There's also the flagrant gift giving and gift getting. Sure, there are junkets and boondoggles and yachts for rent in France, but it's gotten really out of hand lately. One media agency was all over Facebook recently touting Facebook media sales teams sending over Facebook-branded massage therapists to help get them through media planning. No bias there, kids. Nothing to see here.

Then there's the other company that simultaneously declared itself the single source of digital intelligence by propagating a lumiscape filled with its clients, holdings, and business partners while undermining an entire industry's credibility. In one fell swoop, every company featured in the chart (including many who no doubt were subjects of the K2 investigation) became involuntarily complicit in this ridiculousness and, yet, not a negative word was spoken.

I could go on, but you can see where this is going.

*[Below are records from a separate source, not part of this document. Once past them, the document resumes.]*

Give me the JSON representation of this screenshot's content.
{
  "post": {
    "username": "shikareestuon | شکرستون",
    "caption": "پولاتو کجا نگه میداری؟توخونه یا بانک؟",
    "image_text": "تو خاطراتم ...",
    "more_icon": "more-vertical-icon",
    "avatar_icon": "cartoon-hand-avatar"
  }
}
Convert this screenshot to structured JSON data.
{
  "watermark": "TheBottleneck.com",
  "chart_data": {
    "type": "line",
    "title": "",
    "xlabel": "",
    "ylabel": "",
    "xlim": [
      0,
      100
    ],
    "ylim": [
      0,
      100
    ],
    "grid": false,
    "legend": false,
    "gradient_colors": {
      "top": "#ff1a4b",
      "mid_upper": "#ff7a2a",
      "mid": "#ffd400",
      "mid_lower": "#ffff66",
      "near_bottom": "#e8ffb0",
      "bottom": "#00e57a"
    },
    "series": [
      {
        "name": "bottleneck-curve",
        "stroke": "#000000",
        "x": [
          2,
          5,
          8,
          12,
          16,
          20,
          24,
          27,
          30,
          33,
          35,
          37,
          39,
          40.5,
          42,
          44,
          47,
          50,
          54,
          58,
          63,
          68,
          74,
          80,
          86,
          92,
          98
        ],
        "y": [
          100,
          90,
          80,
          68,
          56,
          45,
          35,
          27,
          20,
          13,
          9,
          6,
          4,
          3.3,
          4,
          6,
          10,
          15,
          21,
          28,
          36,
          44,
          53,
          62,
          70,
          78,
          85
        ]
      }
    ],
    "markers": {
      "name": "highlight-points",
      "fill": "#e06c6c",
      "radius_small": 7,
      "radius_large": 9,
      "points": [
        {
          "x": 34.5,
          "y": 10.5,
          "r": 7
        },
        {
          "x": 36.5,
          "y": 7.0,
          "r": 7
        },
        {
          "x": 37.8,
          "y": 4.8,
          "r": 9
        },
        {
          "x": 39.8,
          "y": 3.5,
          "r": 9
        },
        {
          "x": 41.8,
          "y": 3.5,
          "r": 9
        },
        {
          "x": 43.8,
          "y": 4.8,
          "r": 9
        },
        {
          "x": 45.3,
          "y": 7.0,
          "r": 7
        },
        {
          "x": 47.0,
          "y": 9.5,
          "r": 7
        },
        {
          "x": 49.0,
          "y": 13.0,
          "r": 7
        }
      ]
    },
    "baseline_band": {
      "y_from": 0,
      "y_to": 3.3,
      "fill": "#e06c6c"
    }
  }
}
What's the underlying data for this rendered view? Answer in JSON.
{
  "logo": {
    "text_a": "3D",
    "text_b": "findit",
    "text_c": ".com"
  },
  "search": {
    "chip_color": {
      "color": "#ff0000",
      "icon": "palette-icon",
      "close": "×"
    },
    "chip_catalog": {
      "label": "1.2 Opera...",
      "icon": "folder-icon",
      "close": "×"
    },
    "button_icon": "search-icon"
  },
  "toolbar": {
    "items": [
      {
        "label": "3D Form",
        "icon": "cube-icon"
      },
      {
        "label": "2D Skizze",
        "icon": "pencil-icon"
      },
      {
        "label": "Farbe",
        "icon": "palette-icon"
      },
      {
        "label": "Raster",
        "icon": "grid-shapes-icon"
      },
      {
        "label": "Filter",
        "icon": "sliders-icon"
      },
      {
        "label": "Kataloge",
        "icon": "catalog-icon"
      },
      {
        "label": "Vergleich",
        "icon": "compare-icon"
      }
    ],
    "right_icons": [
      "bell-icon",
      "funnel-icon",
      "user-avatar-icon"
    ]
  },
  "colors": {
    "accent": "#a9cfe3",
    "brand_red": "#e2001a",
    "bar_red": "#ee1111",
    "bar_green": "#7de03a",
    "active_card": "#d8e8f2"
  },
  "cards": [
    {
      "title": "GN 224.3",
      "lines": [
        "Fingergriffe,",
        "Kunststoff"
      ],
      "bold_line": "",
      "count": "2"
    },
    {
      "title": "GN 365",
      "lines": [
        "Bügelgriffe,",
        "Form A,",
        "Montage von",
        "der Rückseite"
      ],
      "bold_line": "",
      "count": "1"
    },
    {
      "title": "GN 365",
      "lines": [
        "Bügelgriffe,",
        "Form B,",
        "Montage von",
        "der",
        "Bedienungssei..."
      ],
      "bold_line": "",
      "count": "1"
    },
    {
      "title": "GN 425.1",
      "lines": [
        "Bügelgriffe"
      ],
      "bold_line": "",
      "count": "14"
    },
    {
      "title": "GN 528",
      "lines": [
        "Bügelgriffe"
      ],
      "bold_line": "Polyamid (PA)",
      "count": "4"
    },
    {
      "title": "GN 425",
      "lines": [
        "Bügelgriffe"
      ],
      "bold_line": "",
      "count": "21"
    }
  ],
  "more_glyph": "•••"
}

I know that you might be thinking if we could pull out all the nonsensical incest from the business, it just wouldn't be advertising. You might be right, but in that light, advertising pre-supposes deception leaving us to wax poetic about the difference between advertising and marketing -- and that is a very low bottom to hit, my friends.

Kevin Ryan founded the strategic consulting firm Motivity Marketing in April 2007. Ryan is known throughout the world as an interactive marketing thought leader, particularly in the search marketing arena. Today's Motivity is a group of...

View full biography


to leave comments.

Commenter: Jim Meskauskas

2016, July 22

I first broached this subject back in 2009, talking about "ad networks" instead of trading desks. We didn't call them that, yet. http://www.imediaconnection.com/articles/ported-articles/red-dot-articles/2009/nov/why-would-an-agency-want-to-be-an-ad-network/. Then, I said that so long as the agencies were upfront about their offering and what they gained from it, clients shouldn't care too much about it. There are, however, pitfalls I also called out --namely clients unhappy with the double dipping and wanting some of that money back.

There is a lot of blame to go around, that's for sure.